Best Places to Visit in Atqasuk, Alaska

There are several great things to do in Atqasuk, Alaska. You can take in the scenery at Mendenhall Glacier, the Tracy Arm-Fords Terror Wilderness, and the Tongass National Forest. The best time of year to visit is from late September to late April when the air temperature is between 75degF and 90degF. You can also experience the Iditarod National Trail.

Mendenhall Glacier

One of the best ways to see Mendenhall Glacier is to hike around it. Hikers often report seeing black bears, bald eagles, arctic terns, and waterfowl. They can also enjoy the waterfalls at the base of the glacier.

You can also take guided tours of the glacier, which include ice caves. While this is not a hike for beginners, it is one of the most spectacular ways to experience the area. If you’re not comfortable hiking, you can take a helicopter tour. You’ll be treated to breathtaking views of Mendenhall Glacier, as well as opportunities to walk in the glacier’s ice caves. If you’re in the mood for an adventure, you can also combine your Alaska cruise port day with an ice-walk or a dog-sledding adventure.

There are several hiking trails around Mendenhall Glacier. The first one, Nugget Falls, is easy but does involve a bit of hiking. Another one, Mendenhall Lake, leads to a stunning 377-foot waterfall. There’s also a trail called Trail of Time, which offers a more challenging trail that takes you to a view of the glacier from an elevated vantage point.

The Mendenhall Glacier is an amazing natural wonder that welcomes over 400,000 visitors each year. Located just 12 miles from Juneau, it’s one of the most accessible glaciers in Southeast Alaska. The visitors center has an informative 15-minute film and features forest rangers and a glacier observation area. Afterwards, you can take a walk along the various trails to experience the area and learn more about glacial ecology.

The Mendenhall Glacier is one of the most scenic places to visit in Atkasuk, and hiking trails are available for all fitness levels. You can take a 3.5-mile hike through the forest, and then finish your hike with a challenging rock scramble on the edge of the glacier.

Tracy Arm-Fords Terror Wilderness

The Tracy Arm-Fords Terror Wilds is a vast wilderness that has no trails and a rugged landscape. It is home to a thick temperate zone rainforest that thrives up to 1,500 feet in elevation.
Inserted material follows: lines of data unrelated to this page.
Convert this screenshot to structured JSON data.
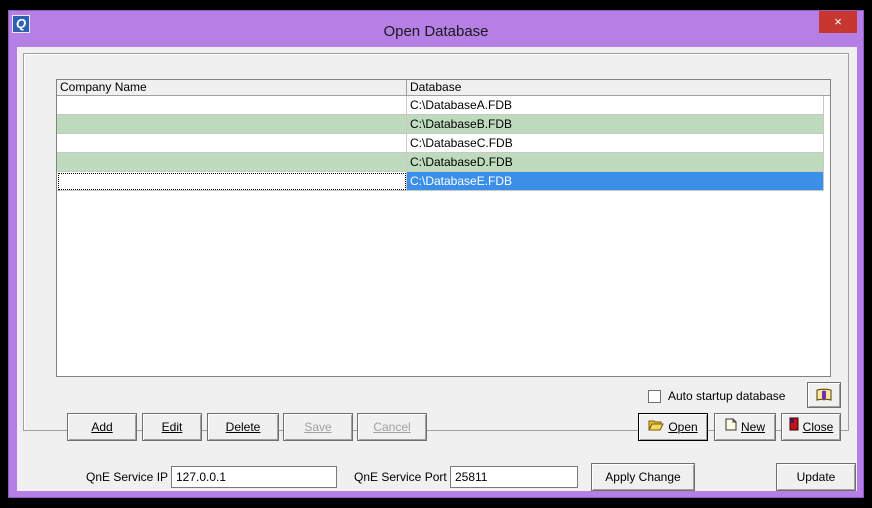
{
  "window": {
    "title": "Open Database",
    "app_icon_letter": "Q",
    "close_glyph": "×"
  },
  "grid": {
    "columns": [
      "Company Name",
      "Database"
    ],
    "rows": [
      {
        "company": "",
        "database": "C:\\DatabaseA.FDB"
      },
      {
        "company": "",
        "database": "C:\\DatabaseB.FDB"
      },
      {
        "company": "",
        "database": "C:\\DatabaseC.FDB"
      },
      {
        "company": "",
        "database": "C:\\DatabaseD.FDB"
      },
      {
        "company": "",
        "database": "C:\\DatabaseE.FDB"
      }
    ],
    "selected_row": 4
  },
  "auto_startup": {
    "label": "Auto startup database",
    "checked": false,
    "icon": "book-icon"
  },
  "buttons": {
    "add": "Add",
    "edit": "Edit",
    "delete": "Delete",
    "save": "Save",
    "cancel": "Cancel",
    "open": "Open",
    "new": "New",
    "close": "Close"
  },
  "service": {
    "ip_label": "QnE Service IP",
    "ip_value": "127.0.0.1",
    "port_label": "QnE Service Port",
    "port_value": "25811",
    "apply_label": "Apply Change",
    "update_label": "Update"
  },
  "colors": {
    "alt_row": "#bedbbe",
    "selected": "#3a8fe8",
    "window_frame": "#b57fe6"
  }
}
It also borders the Chuck River Wilderness.

In the southeast region of Alaska, the Tracy Arm-Fords Terror Wildsness covers 653,179 acres. It is located on the eastern side of the Stephen’s Passage and is more than 50 miles from Juneau. It is home to two deep fjords, Tracy Arm and Endicott Arm. During the last glaciated period, the area was covered by several active glaciers.

One of the best ways to experience the Tracy Arm-Fords Terror Wilds is by taking a tour. You can hire a small boat, which is 56 feet long, to take you on the tour. The boat has large cabin windows and a walk-around deck. You can also opt for a custom-planned private charter. The tour is currently closed for reservations, but is expected to reopen in January 2022.

Iditarod National Trail

You can find the trailhead parking lot three miles up Crow Creek Road, through a forest. There are also multiple pullouts along the road. From there, you can enter the trail through a playground. The trail is a popular destination for hiking and running, and it is a great place to enjoy a day trip.

The Iditarod National Historic Trail is a network of nearly two thousand miles that used to connect Native villages and communities during the gold rush. This trail was also used to transport supplies and mail. In addition to the main trail, there are other side trails connecting communities.

Tongass National Forest

Located in Southeast Alaska, the Tongass National Forest serves a very important purpose for the local ecosystem, climate, and wildlife. The park is also rich in history and offers a wide range of activities, such as hiking, wildlife viewing, and fishing. In Ketchikan, you can visit the Tongass Historical Museum, which provides information about the history of the national forest.

There are several visitor centers throughout the Tongass National Forest, including the Southeast Alaska Discovery Center, Mendenhall Glacier Visitor Center, and the Petersburg Visitor Information Center. The forest is accessible from many communities along the Inside Passage, and you can explore the forest independently or with a guided tour. There are also many campgrounds in the area, which can provide camping options for visitors.

The Tongass National Forest is home to some of the world’s finest cold-water fishing. Here, you can catch halibut, salmon, and lingcod. Some lakes feature trophy-size cutthroat trout. You may even spot salmon, which clog the rivers when they return to spawn. The Alaska Department of Fish and Game regulates fishing.

There are also many public use cabins in the Tongass National Forest. Most of these cabins are scenic log structures and are located in stunning wilderness settings. Some of these cabins are free to stay in and offer complete privacy. Some cabins are even close to the beach or fishing.

There are also several trails that you can hike. The Deer Mountain Trail is 6.7 miles long, but you can opt to skip it if the weather is not right. Another option is to hike the Rainbird Trail, which is 2.1 miles long.